I particularly wanted to attend this afternoon’s session, not only because of the Scottish report, but also because of the important debate on pension, and the contemporary motion submitted by the unions on the pension strike.
Dave Prentis of UNISON spoke movingly of the struggle many public sector workers will have either paying their increased pension contributions, or on surviving on the pensions hit by the change in uprating them in line with CPI instead of RPI. I’m not just saying that because he’s my General Secretary, though, he spoke of the desire of his members (me included) to fight for what is fair and what is right. About how thats what the matchgirls did to break the London sweatshops, the gasworkers who fought for the eight hour day, the construction workers who fought for better health and safety regulations all did.

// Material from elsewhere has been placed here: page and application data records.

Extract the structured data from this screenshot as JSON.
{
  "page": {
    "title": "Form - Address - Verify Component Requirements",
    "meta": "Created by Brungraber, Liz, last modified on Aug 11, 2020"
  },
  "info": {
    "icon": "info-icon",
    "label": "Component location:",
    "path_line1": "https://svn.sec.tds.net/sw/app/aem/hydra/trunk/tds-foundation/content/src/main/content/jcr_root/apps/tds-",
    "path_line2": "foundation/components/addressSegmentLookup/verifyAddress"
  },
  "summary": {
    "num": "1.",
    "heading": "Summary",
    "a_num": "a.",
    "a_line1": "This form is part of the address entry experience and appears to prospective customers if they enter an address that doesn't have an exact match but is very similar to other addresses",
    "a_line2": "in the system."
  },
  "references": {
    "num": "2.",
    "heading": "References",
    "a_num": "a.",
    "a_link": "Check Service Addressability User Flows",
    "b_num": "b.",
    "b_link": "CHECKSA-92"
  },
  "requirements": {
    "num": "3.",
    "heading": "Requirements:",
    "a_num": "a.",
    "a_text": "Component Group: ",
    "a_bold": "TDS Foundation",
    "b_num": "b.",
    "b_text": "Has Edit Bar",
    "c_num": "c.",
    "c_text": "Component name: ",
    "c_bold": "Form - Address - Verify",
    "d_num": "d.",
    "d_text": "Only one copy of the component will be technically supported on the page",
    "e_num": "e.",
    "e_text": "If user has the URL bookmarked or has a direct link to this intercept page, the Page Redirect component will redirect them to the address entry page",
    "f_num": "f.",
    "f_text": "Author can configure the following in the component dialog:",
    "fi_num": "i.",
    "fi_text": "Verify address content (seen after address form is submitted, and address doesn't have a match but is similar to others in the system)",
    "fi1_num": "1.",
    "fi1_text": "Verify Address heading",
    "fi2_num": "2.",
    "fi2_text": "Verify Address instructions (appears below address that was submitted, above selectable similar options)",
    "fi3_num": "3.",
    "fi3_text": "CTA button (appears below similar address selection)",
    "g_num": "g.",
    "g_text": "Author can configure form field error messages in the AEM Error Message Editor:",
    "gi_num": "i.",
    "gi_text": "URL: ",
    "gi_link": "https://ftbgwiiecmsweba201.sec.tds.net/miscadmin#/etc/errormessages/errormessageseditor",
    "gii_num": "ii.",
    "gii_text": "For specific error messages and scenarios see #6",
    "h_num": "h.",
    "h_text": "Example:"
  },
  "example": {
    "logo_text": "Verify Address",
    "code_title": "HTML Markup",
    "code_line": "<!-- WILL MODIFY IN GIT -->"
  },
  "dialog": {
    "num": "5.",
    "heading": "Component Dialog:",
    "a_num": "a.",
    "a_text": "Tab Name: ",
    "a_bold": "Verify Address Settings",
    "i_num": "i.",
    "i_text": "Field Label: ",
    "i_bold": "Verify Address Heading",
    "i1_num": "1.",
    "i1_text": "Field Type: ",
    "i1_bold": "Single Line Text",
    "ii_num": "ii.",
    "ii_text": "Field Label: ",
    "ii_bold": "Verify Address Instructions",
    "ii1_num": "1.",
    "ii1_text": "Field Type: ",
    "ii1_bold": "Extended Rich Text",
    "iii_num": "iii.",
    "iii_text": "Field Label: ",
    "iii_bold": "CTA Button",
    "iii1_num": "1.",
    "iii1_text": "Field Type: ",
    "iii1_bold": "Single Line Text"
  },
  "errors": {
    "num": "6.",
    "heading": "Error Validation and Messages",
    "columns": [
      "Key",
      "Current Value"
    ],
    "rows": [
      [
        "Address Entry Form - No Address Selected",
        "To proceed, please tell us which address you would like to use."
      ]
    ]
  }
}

The motions were all carried, but whether the party leadership takes any notice is another matter.
Iain Gray gave another moving speech during the Scottish report. He spoke about how the SNP’s measure of success is to be very slightly better than England. I can’t say it better than Iain himself, “Well that isn’t Labour’s benchmark. If you only aspire to be marginally better than the Tories then you shouldn’t be in politics. We should measure our success in health, in education, in crime, against the aspirations of our people and the best that we can imagine for them – not against our friends and neighbours.” Thats what Scottish Labour stands for, and its a shame we didnt manage to get that message across in May.
I attended a policy seminar after conference, on Greener Britain, and although I wont say too much about it, it was very encouraging to see that not only were the party members wanting us to do more environmentally, so were the shadow teams for DEFRA and DECC. On everything from shale gas to the badger cull, Labour will be on the right side of the argument in my view. My only disappointment was not being able to promote my idea for councils to use borrowing to fund solar panels, especially as another member had raised concerns about those in social housing not getting the benefit from feed in tarrifs.
I tried to attend a fringe event with Ed Balls, who was being interviewed by a journalist from the Independent, but the demand was too great. I think Ed could have filled the main hall with that one! I then went to a transport fringe, on a report released by the Chartered Institue of Logistics, setting out a vision for future transport. David Begg made a lot of sense, as usual, but hilarity ensued when two different members from the Stop HS2 campaign tried to trip him up, but failed!
Day Three awaits, although I might have to attend another fringe meeting to stock up on dinner.